> **Aim of the task**:
Locate every line in the records below that holds the word "java" and return each one.

Interface dataset entries
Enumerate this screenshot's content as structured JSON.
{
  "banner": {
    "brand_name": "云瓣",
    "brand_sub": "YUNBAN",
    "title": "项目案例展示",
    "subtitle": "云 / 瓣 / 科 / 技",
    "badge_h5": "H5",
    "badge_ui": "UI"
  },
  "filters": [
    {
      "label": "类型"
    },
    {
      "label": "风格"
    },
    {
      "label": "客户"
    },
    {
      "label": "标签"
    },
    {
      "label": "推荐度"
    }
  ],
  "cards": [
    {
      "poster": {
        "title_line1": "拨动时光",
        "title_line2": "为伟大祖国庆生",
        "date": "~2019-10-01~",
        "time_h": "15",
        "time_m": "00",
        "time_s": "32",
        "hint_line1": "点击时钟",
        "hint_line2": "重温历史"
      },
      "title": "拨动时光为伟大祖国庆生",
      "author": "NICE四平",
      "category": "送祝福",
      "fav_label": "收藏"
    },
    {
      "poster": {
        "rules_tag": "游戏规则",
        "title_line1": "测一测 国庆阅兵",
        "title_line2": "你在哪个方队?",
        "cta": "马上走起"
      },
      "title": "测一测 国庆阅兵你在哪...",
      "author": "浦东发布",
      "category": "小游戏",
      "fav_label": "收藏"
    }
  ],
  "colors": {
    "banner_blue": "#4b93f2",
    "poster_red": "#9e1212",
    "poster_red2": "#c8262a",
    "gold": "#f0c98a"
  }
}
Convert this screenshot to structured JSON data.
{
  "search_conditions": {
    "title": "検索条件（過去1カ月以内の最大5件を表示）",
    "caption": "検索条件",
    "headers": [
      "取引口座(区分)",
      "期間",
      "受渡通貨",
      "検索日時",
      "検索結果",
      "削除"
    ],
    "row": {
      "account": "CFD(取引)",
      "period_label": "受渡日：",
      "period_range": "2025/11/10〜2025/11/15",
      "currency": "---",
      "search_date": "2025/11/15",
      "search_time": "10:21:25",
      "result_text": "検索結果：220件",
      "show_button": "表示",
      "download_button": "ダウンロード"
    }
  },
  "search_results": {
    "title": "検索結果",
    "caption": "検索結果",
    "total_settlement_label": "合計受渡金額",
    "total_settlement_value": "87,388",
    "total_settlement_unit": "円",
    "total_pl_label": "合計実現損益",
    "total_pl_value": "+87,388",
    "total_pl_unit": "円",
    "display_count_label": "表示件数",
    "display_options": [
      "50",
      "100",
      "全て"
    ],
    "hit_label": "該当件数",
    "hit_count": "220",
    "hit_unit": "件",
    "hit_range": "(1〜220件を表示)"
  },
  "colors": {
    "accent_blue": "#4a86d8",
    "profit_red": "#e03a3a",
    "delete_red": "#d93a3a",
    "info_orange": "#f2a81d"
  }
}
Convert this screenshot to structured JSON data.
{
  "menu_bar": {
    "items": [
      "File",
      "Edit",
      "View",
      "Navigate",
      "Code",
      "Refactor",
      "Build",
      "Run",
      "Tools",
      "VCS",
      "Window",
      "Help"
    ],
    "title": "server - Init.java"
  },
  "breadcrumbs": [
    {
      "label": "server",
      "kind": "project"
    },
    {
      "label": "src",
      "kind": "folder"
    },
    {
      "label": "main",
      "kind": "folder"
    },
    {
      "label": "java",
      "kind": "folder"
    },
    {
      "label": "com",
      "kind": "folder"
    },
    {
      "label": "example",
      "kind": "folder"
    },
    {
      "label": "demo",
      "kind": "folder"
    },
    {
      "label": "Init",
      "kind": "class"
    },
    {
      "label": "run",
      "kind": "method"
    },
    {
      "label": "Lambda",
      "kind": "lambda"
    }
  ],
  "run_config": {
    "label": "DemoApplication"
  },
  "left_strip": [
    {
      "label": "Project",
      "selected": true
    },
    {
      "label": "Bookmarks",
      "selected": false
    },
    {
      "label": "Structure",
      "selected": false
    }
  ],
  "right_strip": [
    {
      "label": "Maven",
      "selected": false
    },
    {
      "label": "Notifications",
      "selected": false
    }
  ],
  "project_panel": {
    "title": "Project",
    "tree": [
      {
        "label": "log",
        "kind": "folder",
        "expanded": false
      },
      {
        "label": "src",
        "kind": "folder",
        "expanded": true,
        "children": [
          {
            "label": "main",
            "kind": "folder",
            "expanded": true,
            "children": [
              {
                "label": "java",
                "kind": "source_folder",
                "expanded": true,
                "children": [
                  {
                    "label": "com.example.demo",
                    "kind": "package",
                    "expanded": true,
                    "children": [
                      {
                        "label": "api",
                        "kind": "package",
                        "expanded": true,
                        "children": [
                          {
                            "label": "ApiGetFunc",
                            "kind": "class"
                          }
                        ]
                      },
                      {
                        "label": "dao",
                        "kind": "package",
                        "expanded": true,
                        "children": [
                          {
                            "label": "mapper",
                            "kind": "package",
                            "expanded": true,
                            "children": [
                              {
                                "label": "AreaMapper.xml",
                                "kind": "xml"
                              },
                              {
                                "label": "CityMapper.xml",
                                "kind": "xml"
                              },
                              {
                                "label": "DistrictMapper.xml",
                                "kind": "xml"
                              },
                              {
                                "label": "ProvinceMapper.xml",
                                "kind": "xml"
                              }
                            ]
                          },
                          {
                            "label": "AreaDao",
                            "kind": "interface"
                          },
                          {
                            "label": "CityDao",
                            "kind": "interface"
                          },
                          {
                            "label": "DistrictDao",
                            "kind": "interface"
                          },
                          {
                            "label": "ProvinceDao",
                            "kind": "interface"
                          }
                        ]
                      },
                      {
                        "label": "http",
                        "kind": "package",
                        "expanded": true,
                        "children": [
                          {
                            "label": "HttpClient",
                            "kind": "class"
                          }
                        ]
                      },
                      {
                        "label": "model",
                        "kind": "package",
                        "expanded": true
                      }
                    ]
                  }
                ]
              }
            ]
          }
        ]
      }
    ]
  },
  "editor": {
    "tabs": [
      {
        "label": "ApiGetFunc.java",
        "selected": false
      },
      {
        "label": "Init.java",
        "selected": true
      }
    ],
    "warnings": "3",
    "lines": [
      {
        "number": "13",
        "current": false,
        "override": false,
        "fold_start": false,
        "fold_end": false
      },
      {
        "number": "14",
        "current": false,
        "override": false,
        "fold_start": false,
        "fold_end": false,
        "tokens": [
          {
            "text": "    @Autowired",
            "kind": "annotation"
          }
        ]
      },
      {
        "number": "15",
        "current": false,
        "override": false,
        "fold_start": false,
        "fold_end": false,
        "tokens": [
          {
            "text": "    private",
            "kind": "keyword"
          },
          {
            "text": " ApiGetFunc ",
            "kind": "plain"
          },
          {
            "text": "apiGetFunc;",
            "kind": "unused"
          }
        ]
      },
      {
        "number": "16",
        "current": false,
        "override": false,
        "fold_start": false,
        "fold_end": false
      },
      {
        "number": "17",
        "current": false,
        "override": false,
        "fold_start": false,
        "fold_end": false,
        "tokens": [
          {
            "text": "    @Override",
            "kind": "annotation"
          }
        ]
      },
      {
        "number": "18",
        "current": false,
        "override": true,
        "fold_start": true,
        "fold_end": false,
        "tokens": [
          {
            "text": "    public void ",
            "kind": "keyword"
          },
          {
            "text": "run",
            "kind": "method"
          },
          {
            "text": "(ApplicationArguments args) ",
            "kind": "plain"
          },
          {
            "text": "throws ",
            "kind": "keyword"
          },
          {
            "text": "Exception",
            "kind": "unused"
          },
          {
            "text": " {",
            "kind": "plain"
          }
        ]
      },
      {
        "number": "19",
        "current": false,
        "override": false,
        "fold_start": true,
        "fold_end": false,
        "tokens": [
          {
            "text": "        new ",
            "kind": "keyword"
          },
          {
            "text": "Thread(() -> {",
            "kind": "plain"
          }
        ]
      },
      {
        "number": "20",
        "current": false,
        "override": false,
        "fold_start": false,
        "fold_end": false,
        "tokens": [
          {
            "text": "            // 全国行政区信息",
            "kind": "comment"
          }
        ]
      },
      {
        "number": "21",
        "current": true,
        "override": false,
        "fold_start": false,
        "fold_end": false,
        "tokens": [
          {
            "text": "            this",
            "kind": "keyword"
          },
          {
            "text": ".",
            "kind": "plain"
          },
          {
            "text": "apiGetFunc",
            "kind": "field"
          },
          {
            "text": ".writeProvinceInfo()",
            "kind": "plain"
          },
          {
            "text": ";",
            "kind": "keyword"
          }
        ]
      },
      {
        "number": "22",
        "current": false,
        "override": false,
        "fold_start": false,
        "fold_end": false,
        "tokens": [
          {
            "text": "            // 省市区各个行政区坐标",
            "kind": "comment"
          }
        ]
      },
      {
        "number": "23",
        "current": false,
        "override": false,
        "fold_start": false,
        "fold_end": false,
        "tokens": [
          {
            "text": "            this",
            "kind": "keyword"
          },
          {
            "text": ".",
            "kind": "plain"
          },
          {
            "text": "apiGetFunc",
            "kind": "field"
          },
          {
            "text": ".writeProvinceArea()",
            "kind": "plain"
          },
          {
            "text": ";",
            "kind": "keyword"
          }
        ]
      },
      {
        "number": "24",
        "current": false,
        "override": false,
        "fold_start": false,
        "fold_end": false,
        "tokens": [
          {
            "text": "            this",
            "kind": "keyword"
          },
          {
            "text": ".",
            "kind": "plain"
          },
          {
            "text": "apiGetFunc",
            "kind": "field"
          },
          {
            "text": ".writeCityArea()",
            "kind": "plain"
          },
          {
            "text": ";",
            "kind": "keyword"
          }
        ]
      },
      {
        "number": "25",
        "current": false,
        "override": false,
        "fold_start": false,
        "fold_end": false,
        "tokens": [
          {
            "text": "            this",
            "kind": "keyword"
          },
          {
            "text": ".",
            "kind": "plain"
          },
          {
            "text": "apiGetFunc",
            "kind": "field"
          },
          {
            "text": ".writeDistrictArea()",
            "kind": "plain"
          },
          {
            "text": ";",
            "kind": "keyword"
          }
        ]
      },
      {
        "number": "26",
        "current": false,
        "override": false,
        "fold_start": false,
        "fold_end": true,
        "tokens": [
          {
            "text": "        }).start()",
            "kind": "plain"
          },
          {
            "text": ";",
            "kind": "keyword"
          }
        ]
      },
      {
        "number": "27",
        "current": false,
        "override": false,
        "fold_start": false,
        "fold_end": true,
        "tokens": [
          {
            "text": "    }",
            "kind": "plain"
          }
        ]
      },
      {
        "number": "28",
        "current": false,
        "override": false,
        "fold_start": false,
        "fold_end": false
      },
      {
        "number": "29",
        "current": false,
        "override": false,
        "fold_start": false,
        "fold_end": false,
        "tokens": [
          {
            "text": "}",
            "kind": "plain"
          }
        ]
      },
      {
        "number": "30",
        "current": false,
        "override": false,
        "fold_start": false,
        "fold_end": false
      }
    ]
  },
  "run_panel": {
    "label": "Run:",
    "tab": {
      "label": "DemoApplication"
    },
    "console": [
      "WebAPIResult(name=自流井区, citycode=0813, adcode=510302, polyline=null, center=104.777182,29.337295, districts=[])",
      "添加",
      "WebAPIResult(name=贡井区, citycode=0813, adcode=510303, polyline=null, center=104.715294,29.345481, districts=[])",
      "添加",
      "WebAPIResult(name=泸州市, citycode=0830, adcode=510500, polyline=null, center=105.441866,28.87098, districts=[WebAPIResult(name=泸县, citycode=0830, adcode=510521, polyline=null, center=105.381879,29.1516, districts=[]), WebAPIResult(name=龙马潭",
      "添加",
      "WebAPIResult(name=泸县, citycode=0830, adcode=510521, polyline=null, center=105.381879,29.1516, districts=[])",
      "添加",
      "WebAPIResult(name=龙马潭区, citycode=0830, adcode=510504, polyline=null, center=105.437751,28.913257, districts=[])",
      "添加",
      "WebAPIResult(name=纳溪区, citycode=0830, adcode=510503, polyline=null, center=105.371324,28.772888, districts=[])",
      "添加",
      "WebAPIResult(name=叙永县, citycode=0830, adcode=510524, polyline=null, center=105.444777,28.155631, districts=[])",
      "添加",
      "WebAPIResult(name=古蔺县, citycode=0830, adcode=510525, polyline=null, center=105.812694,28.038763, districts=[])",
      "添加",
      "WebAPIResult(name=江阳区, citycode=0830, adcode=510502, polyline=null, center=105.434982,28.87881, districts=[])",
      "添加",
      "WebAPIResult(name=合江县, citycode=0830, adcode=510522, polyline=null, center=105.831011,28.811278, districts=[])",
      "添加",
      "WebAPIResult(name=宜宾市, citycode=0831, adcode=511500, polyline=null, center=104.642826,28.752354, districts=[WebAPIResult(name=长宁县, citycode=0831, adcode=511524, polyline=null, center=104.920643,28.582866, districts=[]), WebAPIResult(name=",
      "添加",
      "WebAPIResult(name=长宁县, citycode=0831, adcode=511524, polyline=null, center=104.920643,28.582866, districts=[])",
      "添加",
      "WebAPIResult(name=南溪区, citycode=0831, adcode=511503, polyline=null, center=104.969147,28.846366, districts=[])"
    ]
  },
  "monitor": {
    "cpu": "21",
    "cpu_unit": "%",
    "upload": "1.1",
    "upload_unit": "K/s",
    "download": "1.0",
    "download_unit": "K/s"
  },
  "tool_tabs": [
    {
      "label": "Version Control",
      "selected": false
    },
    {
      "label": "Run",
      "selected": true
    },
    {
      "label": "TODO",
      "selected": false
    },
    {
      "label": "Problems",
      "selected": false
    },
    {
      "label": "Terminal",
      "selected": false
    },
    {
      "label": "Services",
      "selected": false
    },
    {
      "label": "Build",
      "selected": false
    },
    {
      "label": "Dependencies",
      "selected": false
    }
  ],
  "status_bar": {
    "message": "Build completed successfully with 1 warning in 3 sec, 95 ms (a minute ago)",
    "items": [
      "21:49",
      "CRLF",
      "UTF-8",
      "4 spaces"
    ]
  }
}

> **Reply**:
    "title": "server - Init.java"
      "label": "java",
                "label": "java",
        "label": "ApiGetFunc.java",
        "label": "Init.java",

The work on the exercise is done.